Biological sciences encompass all-natural science disciplines that investigate various aspects of life. This concept spans microorganisms, animals, and plants, and includes anatomy, physiology, cell biology, biochemistry, and biophysics.
The oldest foundations of science, including medicine, may be traced to ancient Egypt and Mesopotamia between 3000 and 1200 BCE. Their contributions afterward impacted Greek natural philosophy throughout the rest of antiquity.
Ancient Greek philosophers such as Aristotle (384–322 BCE) and others made major contributions to the development of biological knowledge. His naturalist tendencies were evident in his early publications, such as History of Animals, and his more empirical works on biological causation and life diversity.

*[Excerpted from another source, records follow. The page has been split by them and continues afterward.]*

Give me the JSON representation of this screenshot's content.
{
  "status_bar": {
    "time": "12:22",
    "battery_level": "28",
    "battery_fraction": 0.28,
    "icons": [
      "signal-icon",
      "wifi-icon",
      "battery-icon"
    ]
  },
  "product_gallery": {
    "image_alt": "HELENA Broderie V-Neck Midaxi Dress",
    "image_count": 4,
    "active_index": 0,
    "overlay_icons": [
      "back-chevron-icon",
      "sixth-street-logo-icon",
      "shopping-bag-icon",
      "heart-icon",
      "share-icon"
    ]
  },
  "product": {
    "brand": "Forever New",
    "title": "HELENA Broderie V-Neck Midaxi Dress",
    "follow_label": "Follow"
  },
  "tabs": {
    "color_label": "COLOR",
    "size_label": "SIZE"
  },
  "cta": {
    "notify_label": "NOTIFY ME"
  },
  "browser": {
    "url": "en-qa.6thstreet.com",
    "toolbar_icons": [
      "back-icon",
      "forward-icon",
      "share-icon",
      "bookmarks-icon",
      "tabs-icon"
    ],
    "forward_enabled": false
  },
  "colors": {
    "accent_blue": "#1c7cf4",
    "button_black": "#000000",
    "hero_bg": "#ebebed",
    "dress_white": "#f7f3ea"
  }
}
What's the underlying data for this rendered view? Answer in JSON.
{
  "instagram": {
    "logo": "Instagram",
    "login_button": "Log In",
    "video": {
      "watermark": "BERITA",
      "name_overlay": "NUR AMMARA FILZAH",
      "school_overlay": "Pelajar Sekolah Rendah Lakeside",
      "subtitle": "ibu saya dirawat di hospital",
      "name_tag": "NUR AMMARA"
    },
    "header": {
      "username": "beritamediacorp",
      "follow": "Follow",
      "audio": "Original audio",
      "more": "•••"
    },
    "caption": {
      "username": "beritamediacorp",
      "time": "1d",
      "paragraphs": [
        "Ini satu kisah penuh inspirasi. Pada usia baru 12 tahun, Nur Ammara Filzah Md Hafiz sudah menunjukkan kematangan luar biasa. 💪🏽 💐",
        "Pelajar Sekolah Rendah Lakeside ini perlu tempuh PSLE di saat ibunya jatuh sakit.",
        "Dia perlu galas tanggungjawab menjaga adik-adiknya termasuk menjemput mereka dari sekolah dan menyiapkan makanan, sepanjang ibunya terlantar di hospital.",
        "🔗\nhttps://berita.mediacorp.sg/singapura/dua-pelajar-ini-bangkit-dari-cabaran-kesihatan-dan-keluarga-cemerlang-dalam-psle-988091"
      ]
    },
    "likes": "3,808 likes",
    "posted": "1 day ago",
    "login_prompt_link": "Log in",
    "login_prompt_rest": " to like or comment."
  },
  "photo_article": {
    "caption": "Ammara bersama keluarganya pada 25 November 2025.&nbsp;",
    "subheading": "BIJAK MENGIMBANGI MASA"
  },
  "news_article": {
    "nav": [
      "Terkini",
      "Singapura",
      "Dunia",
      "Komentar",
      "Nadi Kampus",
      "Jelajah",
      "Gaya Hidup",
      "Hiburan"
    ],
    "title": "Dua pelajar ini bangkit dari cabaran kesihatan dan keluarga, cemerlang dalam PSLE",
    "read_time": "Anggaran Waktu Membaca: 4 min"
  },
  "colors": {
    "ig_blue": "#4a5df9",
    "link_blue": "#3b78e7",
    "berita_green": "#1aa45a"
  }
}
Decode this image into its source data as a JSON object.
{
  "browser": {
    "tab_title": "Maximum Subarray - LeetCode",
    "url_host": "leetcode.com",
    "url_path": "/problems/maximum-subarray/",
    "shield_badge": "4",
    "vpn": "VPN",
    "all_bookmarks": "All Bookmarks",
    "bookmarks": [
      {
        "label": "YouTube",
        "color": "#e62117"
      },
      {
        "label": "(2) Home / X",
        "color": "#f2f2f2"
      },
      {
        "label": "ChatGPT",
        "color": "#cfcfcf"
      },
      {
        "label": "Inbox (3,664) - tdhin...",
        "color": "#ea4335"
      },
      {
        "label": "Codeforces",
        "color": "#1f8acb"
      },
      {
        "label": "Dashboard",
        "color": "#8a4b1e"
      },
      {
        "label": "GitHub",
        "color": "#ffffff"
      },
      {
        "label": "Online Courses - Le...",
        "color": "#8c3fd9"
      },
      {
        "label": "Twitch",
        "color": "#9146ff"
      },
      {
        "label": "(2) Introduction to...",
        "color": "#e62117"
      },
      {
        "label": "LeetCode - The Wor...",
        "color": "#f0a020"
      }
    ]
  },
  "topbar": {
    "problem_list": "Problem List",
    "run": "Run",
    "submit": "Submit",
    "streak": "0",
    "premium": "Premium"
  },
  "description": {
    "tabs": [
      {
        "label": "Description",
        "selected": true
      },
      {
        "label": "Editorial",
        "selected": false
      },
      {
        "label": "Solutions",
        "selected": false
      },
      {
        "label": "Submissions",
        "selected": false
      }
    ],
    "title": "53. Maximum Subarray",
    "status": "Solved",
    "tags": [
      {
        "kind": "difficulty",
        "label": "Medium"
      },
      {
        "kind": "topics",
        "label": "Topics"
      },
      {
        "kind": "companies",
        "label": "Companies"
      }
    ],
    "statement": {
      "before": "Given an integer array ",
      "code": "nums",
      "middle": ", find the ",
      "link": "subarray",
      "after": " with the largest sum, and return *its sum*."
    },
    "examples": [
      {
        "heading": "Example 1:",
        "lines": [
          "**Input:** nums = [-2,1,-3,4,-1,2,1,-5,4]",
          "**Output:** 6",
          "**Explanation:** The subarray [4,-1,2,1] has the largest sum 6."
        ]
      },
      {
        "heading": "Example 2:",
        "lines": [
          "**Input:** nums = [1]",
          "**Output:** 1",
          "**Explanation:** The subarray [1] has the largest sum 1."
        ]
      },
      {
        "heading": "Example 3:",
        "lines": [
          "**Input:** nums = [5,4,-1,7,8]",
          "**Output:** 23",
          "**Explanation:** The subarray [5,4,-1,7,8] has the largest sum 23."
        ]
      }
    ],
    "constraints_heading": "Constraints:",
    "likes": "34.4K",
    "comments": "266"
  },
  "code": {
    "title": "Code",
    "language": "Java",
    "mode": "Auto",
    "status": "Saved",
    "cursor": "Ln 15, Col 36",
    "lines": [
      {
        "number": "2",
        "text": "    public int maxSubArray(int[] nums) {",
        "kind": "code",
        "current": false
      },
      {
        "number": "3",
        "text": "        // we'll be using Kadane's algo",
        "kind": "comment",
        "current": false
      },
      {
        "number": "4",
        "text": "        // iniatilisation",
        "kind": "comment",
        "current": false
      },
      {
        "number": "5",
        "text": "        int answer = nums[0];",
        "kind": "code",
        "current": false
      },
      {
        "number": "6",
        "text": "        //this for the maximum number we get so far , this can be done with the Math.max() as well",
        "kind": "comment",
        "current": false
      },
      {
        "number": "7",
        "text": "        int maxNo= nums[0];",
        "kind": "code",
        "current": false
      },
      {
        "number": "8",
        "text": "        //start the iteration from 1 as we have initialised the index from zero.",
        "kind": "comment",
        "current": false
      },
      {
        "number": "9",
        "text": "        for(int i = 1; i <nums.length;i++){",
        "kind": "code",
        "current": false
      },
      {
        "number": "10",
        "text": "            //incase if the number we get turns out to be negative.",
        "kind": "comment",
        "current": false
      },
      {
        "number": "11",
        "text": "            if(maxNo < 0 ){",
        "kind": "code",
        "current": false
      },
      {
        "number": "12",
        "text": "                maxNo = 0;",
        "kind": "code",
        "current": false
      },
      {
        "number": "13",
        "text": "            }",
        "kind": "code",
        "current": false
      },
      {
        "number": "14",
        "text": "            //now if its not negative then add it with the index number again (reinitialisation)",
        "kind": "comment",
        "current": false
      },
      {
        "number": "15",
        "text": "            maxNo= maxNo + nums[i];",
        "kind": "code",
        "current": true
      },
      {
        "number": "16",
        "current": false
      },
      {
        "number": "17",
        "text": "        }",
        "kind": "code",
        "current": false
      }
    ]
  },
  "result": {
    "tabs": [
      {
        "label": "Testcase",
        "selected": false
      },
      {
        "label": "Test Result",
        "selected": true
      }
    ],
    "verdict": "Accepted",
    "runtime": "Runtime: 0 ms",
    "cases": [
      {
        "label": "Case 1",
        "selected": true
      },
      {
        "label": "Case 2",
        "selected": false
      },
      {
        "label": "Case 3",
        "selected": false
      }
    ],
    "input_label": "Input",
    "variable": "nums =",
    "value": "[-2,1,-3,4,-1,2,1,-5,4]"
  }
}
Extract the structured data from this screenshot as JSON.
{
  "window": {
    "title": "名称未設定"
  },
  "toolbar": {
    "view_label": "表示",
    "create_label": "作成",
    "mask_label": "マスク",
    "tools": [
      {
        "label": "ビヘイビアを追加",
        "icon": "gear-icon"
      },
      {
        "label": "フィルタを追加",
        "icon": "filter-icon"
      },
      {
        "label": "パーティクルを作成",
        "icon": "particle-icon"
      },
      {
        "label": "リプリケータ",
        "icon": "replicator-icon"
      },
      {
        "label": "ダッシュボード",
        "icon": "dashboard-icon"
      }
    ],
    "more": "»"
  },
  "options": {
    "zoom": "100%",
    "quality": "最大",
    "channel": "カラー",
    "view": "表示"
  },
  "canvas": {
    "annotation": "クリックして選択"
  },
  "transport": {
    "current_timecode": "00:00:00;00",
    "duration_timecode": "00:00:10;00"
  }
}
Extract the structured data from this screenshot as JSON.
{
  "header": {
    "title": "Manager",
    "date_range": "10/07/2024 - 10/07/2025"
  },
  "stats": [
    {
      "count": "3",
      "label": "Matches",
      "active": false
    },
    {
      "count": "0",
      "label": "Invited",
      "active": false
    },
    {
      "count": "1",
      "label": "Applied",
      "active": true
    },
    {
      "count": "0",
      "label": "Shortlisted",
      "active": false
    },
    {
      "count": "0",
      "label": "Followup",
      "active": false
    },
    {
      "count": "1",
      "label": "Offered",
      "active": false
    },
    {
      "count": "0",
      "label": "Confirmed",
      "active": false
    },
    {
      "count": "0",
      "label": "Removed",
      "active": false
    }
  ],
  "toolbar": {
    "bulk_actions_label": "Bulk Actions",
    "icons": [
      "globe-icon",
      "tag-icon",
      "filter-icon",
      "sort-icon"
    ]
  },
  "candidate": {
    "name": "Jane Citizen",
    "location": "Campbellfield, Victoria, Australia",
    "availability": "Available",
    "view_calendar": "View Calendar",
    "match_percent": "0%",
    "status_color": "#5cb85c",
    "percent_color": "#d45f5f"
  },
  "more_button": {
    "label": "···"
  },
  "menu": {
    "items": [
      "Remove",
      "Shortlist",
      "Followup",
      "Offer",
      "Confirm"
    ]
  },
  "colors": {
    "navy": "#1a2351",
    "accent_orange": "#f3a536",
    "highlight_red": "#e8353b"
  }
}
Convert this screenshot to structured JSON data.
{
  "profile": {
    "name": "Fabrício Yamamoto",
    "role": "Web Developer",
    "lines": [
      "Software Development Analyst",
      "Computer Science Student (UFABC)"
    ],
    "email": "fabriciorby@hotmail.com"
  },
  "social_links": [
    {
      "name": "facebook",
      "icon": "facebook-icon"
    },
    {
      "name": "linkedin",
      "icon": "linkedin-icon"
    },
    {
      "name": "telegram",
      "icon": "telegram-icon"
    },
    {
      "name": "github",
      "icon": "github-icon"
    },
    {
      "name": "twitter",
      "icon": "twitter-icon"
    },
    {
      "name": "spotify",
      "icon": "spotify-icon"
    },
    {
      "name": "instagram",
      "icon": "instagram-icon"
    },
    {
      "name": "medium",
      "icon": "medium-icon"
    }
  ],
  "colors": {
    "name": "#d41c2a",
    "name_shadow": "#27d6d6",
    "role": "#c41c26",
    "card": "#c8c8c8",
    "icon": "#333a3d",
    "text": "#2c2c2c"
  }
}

Aristotle’s successor at the Lyceum, Theophrastus, wrote a series of writings on botany that are still considered the most important.
Biological sciences cover a wide range of topics related to the study of living creatures and the science of ‘life.’ Biologists can investigate life at many different levels of structure. From a cell’s molecular biology through the morphology and physiology of plants and animals and population evolution.
As a result, biology is divided into several subdisciplines, each of which is defined by the nature of its study objectives and the instruments it employs. Biologists, like other scientists, utilize the scientific method to make observations, ask questions, create hypotheses, conduct experiments, and draw conclusions about the world.
Biological science is a really important field of science. It gives us knowledge about the biological changes happening around us and the technological advancements made by the field.